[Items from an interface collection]
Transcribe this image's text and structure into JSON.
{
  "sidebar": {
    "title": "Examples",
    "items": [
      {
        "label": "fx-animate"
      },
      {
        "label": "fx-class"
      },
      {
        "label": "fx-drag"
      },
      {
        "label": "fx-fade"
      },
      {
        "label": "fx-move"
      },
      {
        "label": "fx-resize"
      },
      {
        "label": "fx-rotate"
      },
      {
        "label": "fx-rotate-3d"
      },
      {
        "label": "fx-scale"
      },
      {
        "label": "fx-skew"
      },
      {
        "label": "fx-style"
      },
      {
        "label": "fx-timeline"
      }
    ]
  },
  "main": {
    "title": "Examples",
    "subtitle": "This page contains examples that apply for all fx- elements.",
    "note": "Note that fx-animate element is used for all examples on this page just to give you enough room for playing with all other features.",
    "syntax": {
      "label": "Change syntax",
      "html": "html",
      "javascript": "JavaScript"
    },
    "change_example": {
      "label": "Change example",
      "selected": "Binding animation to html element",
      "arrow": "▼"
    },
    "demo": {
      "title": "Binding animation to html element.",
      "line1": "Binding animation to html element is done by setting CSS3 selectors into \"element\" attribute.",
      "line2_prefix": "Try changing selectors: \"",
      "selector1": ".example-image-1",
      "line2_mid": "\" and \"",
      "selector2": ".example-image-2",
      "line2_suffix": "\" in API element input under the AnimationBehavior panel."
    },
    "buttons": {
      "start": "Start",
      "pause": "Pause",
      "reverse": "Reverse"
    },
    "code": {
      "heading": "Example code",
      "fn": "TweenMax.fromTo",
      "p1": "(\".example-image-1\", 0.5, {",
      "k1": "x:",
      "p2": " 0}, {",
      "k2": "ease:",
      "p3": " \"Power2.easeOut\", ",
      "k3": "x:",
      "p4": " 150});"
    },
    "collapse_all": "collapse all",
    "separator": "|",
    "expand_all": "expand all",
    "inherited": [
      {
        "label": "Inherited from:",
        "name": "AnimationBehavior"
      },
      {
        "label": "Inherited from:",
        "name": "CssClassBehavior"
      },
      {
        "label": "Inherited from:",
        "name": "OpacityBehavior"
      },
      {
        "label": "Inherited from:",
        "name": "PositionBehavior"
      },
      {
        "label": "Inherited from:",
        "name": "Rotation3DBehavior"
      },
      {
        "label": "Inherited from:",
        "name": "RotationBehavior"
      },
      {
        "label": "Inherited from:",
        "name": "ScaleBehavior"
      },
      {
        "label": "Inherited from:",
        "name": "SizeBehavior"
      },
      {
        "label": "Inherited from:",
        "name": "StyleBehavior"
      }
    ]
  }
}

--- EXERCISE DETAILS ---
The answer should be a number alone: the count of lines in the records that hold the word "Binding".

--- YOUR RESPONSE ---
3